• Amber gamblers: Drivers who run amber and red lights are potentially the greatest threat to life and limb on our roads. The types of crashes that result from this high-risk activity are often referred to as T-bone fatalities.
Always look both ways before proceeding on a green light. The longer the amber light at the intersection, the greater the temptation for irresponsible drivers to increase speed in order to get through the intersection. The simple fact that 55 per cent of vehicular fatalities happen at intersections should be enough reason for increased enforcement.
• Quick, quick, slow: Speeders who pass on the highway only to slow down for the next exit frustrate even the most even-tempered driver. Drivers who cannot keep a constant speed on the freeway and refuse to use cruise control cause unnecessary stress for us all. Driving slowly in a lane reserved for faster traffic is impolite and illegal where signs direct slower traffic to keep right.
• Who’s on first? Many drivers with no idea who has right of way cause confusion and congestion at intersections. This includes the simple first-come-first-go rule at a four-way stop. Other drivers will not move to the left lane of a freeway to accommodate vehicles entering the freeway. The merge sign makes it mandatory for drivers on the freeway to assist entering traffic by slowing, speeding up or changing lanes.
• Excuse me while I … Driving when distracted takes many forms. Talking on a hand-held cellphone while trying to negotiate a maze of streets, pedestrians, cyclists and other distracted drivers is ridiculous and recent legislation should go a long way to discourage these hazardous drivers. Texting is even more dangerous.
Eating and drinking while operating a motor vehicle is not against the law but it is a major irritant mentioned in the correspondence which I receive from readers of this column.
Boom box bullies cannot possibly hear hazards and react to audible warnings in traffic. Not only are they unsafe, they’re very rude.
Having a small pet on a driver’s shoulder is a nutty way to drive. Small dogs do nothing to enhance the driving experience. They also block out the space needed for a proper shoulder check. Pets should always be transported in a safe, approved container. A frightened cat hiding under the brake pedal is a worrisome situation, particularly at high speed.
Reading a map or a book while driving borders on insanity, but is all too common on our roads.
Loud vehicles of any type are an unnecessary distraction.
Cyclists without helmets also made our list of pet peeves.
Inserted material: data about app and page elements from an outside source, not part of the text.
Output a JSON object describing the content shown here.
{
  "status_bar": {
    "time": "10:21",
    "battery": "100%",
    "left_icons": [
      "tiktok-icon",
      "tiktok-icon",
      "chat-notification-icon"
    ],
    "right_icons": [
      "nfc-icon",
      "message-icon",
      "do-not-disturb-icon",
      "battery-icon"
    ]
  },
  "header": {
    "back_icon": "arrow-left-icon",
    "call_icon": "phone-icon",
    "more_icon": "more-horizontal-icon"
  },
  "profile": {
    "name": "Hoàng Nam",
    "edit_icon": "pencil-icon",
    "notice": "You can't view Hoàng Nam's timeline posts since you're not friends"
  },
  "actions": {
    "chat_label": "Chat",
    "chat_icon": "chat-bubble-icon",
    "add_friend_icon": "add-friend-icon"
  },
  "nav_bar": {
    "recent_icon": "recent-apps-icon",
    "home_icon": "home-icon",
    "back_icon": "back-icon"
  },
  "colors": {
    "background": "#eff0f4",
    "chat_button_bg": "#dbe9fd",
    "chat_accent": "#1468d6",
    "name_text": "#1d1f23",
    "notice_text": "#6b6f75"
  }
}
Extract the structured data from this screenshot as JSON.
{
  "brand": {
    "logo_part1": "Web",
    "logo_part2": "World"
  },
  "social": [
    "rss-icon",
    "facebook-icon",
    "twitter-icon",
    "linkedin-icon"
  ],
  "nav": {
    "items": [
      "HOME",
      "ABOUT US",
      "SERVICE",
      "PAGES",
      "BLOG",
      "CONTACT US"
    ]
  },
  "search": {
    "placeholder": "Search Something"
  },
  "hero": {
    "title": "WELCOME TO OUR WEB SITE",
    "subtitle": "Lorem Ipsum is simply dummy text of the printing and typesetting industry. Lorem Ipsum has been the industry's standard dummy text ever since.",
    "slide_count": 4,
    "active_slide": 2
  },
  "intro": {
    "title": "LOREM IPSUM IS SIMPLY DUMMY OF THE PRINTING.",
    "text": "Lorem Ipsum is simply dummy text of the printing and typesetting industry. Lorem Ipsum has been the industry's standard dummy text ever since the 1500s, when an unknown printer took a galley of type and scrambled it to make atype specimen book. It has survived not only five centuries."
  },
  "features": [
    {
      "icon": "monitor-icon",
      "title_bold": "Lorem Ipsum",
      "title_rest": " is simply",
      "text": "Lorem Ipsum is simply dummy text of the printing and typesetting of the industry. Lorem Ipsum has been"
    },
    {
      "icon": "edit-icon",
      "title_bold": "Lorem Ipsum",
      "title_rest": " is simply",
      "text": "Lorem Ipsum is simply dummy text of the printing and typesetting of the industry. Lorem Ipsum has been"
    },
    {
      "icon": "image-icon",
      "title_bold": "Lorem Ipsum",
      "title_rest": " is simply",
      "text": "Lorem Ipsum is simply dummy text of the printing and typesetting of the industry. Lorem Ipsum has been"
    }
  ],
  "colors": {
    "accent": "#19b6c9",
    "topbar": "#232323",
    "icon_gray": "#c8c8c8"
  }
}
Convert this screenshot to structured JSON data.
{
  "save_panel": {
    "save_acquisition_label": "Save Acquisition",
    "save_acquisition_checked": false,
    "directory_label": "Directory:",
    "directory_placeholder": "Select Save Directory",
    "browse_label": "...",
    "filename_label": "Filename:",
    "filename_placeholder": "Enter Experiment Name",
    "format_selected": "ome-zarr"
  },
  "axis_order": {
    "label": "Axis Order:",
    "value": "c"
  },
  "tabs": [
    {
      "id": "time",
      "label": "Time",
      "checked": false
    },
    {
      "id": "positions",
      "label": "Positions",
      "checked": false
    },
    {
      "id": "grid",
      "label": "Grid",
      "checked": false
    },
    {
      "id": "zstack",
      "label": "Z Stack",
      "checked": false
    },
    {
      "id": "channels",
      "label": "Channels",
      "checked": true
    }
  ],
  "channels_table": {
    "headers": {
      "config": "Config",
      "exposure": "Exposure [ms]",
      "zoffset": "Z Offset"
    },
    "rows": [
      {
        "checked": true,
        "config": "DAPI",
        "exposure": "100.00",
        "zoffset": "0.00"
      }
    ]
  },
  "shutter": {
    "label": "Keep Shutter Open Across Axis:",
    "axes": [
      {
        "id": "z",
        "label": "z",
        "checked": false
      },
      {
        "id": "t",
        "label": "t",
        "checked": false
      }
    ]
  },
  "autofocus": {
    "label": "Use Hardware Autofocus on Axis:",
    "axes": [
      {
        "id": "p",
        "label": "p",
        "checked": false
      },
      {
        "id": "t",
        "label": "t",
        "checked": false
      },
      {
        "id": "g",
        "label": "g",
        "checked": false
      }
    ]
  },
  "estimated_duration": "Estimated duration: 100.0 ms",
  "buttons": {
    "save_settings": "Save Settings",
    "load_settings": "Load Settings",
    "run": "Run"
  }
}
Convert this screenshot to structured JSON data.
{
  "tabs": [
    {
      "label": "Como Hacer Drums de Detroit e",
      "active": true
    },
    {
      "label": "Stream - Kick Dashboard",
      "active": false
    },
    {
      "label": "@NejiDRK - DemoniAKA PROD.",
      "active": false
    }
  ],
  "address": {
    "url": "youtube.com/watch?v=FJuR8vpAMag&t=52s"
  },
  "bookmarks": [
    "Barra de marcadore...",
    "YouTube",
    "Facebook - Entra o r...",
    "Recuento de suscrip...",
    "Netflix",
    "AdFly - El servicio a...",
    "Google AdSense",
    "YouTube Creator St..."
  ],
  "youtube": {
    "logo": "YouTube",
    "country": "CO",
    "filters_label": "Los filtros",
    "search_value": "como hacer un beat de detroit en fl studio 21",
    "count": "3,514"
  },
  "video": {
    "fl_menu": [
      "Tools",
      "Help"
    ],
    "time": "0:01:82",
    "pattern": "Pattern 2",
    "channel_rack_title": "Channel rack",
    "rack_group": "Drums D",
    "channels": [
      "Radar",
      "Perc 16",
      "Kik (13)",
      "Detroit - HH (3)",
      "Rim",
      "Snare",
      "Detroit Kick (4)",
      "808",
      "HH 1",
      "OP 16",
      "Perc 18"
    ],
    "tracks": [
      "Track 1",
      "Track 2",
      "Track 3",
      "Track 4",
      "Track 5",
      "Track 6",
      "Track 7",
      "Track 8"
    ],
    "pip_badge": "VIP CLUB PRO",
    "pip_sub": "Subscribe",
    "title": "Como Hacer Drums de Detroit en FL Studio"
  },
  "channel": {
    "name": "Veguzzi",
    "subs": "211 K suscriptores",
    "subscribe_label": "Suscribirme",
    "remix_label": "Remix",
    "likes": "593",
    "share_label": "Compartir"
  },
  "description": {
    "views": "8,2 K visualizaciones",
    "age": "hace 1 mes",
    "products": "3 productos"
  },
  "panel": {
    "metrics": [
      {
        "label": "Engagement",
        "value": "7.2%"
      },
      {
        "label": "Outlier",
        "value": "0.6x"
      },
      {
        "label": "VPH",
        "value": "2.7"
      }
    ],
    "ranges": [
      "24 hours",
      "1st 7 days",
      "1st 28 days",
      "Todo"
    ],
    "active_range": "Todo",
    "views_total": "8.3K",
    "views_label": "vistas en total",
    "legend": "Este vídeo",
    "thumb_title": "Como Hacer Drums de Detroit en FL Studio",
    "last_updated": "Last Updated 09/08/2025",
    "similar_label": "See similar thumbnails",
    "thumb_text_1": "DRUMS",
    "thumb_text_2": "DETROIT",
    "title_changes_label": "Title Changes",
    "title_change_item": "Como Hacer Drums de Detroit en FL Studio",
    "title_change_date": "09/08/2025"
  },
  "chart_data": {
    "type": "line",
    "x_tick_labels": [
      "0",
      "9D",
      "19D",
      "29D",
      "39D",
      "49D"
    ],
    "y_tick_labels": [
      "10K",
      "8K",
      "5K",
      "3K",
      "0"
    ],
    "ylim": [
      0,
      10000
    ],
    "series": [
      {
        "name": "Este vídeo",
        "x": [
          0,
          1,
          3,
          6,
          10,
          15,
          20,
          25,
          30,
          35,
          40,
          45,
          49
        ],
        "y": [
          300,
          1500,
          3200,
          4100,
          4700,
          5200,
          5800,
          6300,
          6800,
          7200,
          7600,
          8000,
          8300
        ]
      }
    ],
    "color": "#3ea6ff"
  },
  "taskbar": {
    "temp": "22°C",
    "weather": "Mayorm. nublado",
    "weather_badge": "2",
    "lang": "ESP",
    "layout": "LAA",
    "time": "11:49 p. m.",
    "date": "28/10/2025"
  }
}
In fact, there were so many complaints about the relationship between cyclists and motorists, that a whole column will be dedicated to the topic soon.
Steve Wallace is a longtime teacher and owner of the Wallace Driving School in Victoria.